Our Factories: Mapping Our Supply Chain

Man working at a textile factory.

We’re tracking our clothes from field to factory. It’s the only way we can be sure that our cotton is organic, our fabrics are safely dyed and our workers are treated fairly. 

Since 2014, we’ve been working to create a transparent supply chain that ensures sustainable business practices from the production of our raw materials through our finished garments. So far, we’ve mapped all our garment factories, most of our textile mills, spinners and dyehouses, and a few farmers. 

This is a start, but our work is far from over. That’s why we’re participating in the Open Apparel Registry (OAR), an open-source database that makes our list of suppliers publicly searchable—because transparency and accountability are key to shifting industry practices. We’re also exploring how blockchain technology might help us digitally track textiles through the supply chain in the future. 
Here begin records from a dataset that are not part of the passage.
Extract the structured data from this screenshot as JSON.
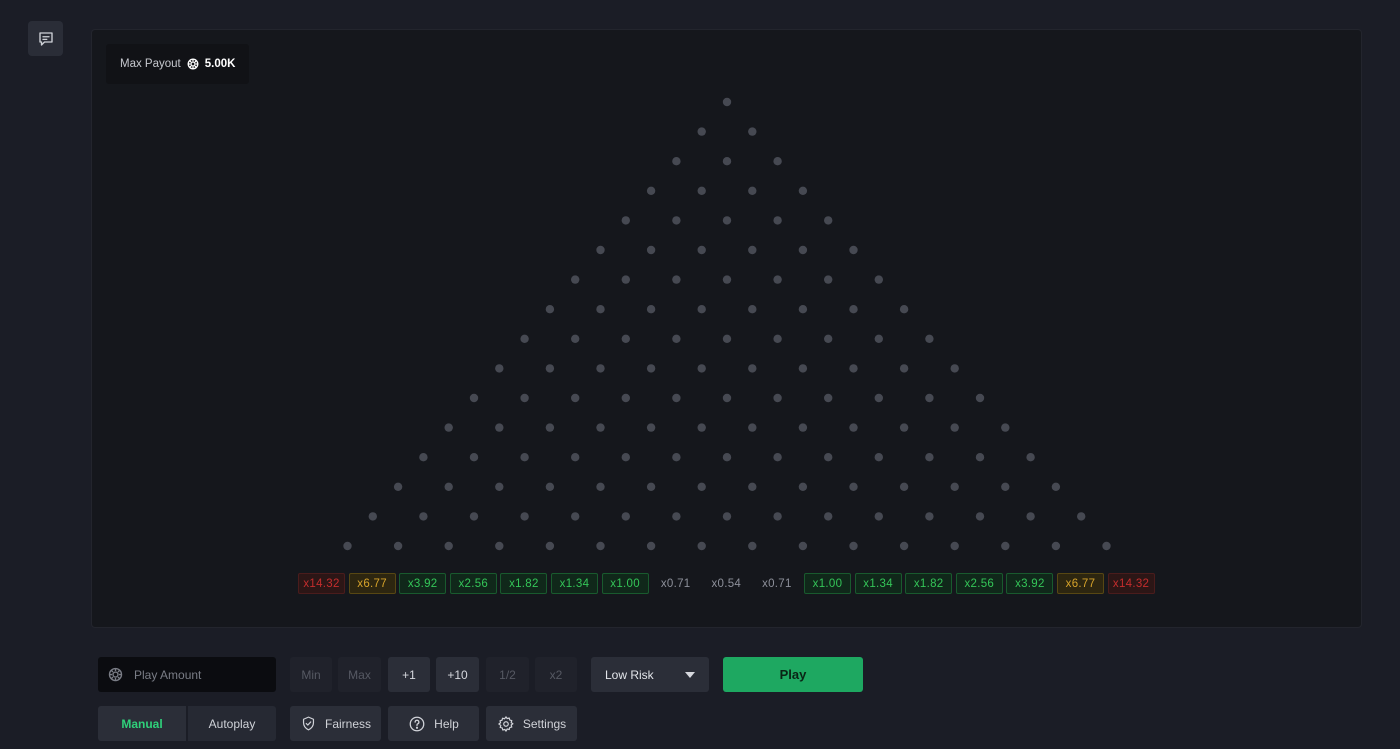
{
  "header": {
    "chat_icon": "chat-icon"
  },
  "board": {
    "max_payout_label": "Max Payout",
    "max_payout_value": "5.00K",
    "peg_color": "#464952",
    "multipliers": [
      {
        "label": "x14.32",
        "tone": "red"
      },
      {
        "label": "x6.77",
        "tone": "orange"
      },
      {
        "label": "x3.92",
        "tone": "green"
      },
      {
        "label": "x2.56",
        "tone": "green"
      },
      {
        "label": "x1.82",
        "tone": "green"
      },
      {
        "label": "x1.34",
        "tone": "green"
      },
      {
        "label": "x1.00",
        "tone": "green"
      },
      {
        "label": "x0.71",
        "tone": "plain"
      },
      {
        "label": "x0.54",
        "tone": "plain"
      },
      {
        "label": "x0.71",
        "tone": "plain"
      },
      {
        "label": "x1.00",
        "tone": "green"
      },
      {
        "label": "x1.34",
        "tone": "green"
      },
      {
        "label": "x1.82",
        "tone": "green"
      },
      {
        "label": "x2.56",
        "tone": "green"
      },
      {
        "label": "x3.92",
        "tone": "green"
      },
      {
        "label": "x6.77",
        "tone": "orange"
      },
      {
        "label": "x14.32",
        "tone": "red"
      }
    ]
  },
  "controls": {
    "amount_placeholder": "Play Amount",
    "buttons": {
      "min": "Min",
      "max": "Max",
      "plus1": "+1",
      "plus10": "+10",
      "half": "1/2",
      "double": "x2"
    },
    "risk_selected": "Low Risk",
    "play_label": "Play",
    "tabs": {
      "manual": "Manual",
      "autoplay": "Autoplay"
    },
    "fairness_label": "Fairness",
    "help_label": "Help",
    "settings_label": "Settings"
  },
  "colors": {
    "accent": "#1ea861",
    "accent_text": "#2fd07a",
    "background": "#1b1d26",
    "board": "#15171c"
  }
}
We ask that our suppliers participate in the Higg Facility Social & Labor Module (Higg FSLM), a tool created by the Sustainable Apparel Coalition (SAC) to help drive improvements in working conditions, wages, health and safety in the fashion industry. After completing a self-assessment, factories receive actionable feedback and opportunities for improvement. These self-assessments are verified by a third party, who checks for accuracy, adjusts the score and develops a plan for corrective action as needed. 


Our suppliers in Vietnam and Indonesia can fulfill our assessment requirements by participating in Better Work, a program created by the International Labor Organization and the International Finance Corporation to improve working conditions in countries that are at a higher risk for human rights violations. Better Work conducts annual audits and publishes compliance reports, which are publicly available on their site. When auditors identify a problem within a factory, Better Work helps managers develop a corrective action plan and follows up until the problem is resolved. 
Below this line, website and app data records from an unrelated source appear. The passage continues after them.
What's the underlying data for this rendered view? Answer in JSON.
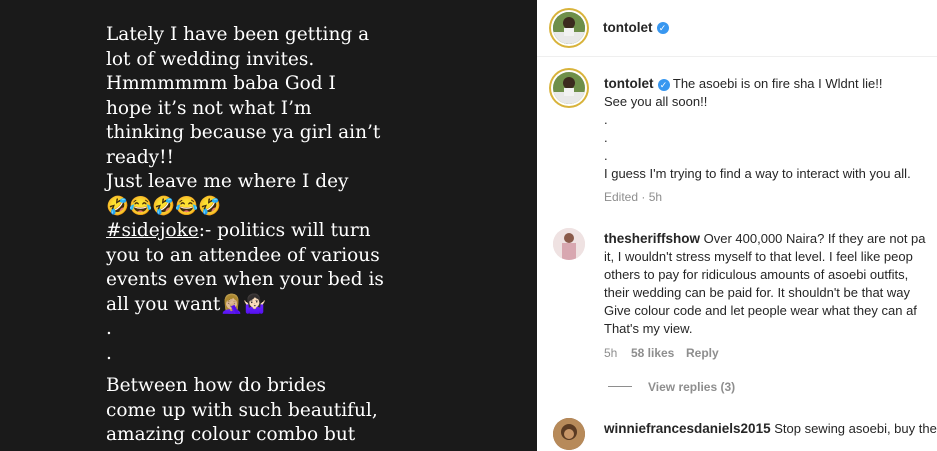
{
  "post": {
    "caption_lines": [
      "Lately I have been getting a",
      "lot of wedding invites.",
      "Hmmmmmm baba God I",
      "hope it’s not what I’m",
      "thinking because ya girl ain’t",
      "ready!!",
      "Just leave me where I dey",
      "🤣😂🤣😂🤣"
    ],
    "hashtag": "#sidejoke",
    "hashtag_rest": ":- politics will turn",
    "caption_lines_2": [
      "you to an attendee of various",
      "events even when your bed is"
    ],
    "last_line_text": "all you want",
    "last_line_emoji": "🤦🏼‍♀️🤷🏻‍♀️",
    "dots": [
      ".",
      "."
    ],
    "caption_lines_3": [
      "Between how do brides",
      "come up with such beautiful,",
      "amazing colour combo but",
      "...."
    ]
  },
  "header": {
    "username": "tontolet",
    "verified_icon": "verified-badge-icon"
  },
  "owner_comment": {
    "username": "tontolet",
    "text": "The asoebi is on fire sha I Wldnt lie!!",
    "lines": [
      "See you all soon!!",
      ".",
      ".",
      ".",
      "I guess I'm trying to find a way to interact with you all."
    ],
    "meta": "Edited · 5h"
  },
  "comments": [
    {
      "username": "thesheriffshow",
      "text": "Over 400,000 Naira? If they are not pa",
      "lines": [
        "it, I wouldn't stress myself to that level. I feel like peop",
        "others to pay for ridiculous amounts of asoebi outfits,",
        "their wedding can be paid for. It shouldn't be that way",
        "Give colour code and let people wear what they can af",
        "That's my view."
      ],
      "time": "5h",
      "likes": "58 likes",
      "reply": "Reply",
      "view_replies": "View replies (3)"
    },
    {
      "username": "winniefrancesdaniels2015",
      "text": "Stop sewing asoebi, buy the"
    }
  ],
  "colors": {
    "left_bg": "#1a1a1a",
    "verified": "#3897f0",
    "muted": "#8e8e8e"
  }
}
Jeans hanging at a denim factory.
Woman folding sweaters at a knit factory.


As a member of the Sustainable Apparel Coalition (SAC), we’re able to collaborate with other brands on audits and training programs, as well as work together on remediation programs. Partnering in this way reduces audit fatigue on factories and leaves us with more resources to invest in empowering workers and educating managers. 


An audit provides a good snapshot of a factory at one moment in time. However, we believe it is by continuing to educate managers and train workers that we can make truly meaningful changes in our supply chain. 
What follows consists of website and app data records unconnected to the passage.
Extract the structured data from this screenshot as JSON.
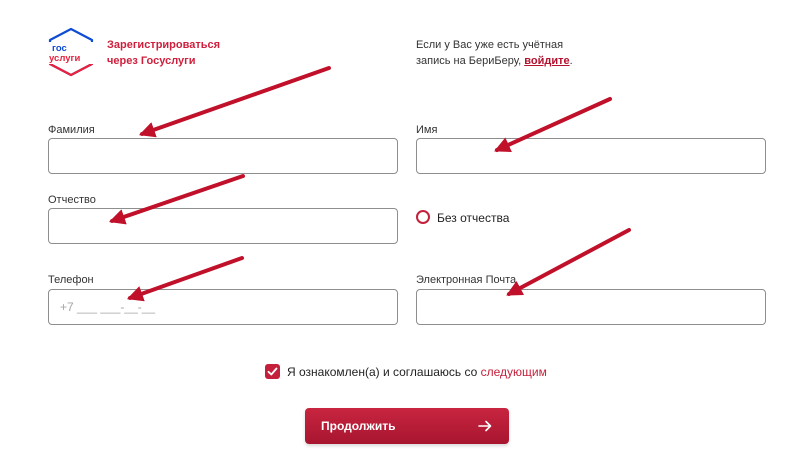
{
  "gosuslugi": {
    "logo_line1": "гос",
    "logo_line2": "услуги",
    "link_line1": "Зарегистрироваться",
    "link_line2": "через Госуслуги"
  },
  "login_note": {
    "line1": "Если у Вас уже есть учётная",
    "line2_prefix": "запись на БериБеру, ",
    "link": "войдите",
    "suffix": "."
  },
  "form": {
    "last_name": {
      "label": "Фамилия",
      "value": ""
    },
    "first_name": {
      "label": "Имя",
      "value": ""
    },
    "middle_name": {
      "label": "Отчество",
      "value": ""
    },
    "no_middle_name": {
      "label": "Без отчества",
      "checked": false
    },
    "phone": {
      "label": "Телефон",
      "placeholder": "+7 ___ ___-__-__"
    },
    "email": {
      "label": "Электронная Почта",
      "value": ""
    }
  },
  "consent": {
    "checked": true,
    "text": "Я ознакомлен(а) и соглашаюсь со ",
    "link": "следующим"
  },
  "continue_button": {
    "label": "Продолжить"
  },
  "colors": {
    "brand_red": "#c4203b",
    "gosuslugi_blue": "#0d4cd3",
    "arrow_red": "#c0102a"
  }
}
We utilize cell phone surveys to amplify workers’ voices. This affordable and scalable technology is used to promote fair wages, monitor working conditions, track social impact and engage with workers. Most importantly, it allows us to hear directly from the workers themselves.  


Recently, we partnered with Labor Solutions, a women-owned organization that enables workers to take anonymous surveys by scanning QR codes with their phones. These surveys give us critical insight into gender equity and working conditions in our factories—and the results of this ongoing initiative will help shape the next phase of our human rights work in our supply chain.  

Women sewing at a clothing factory.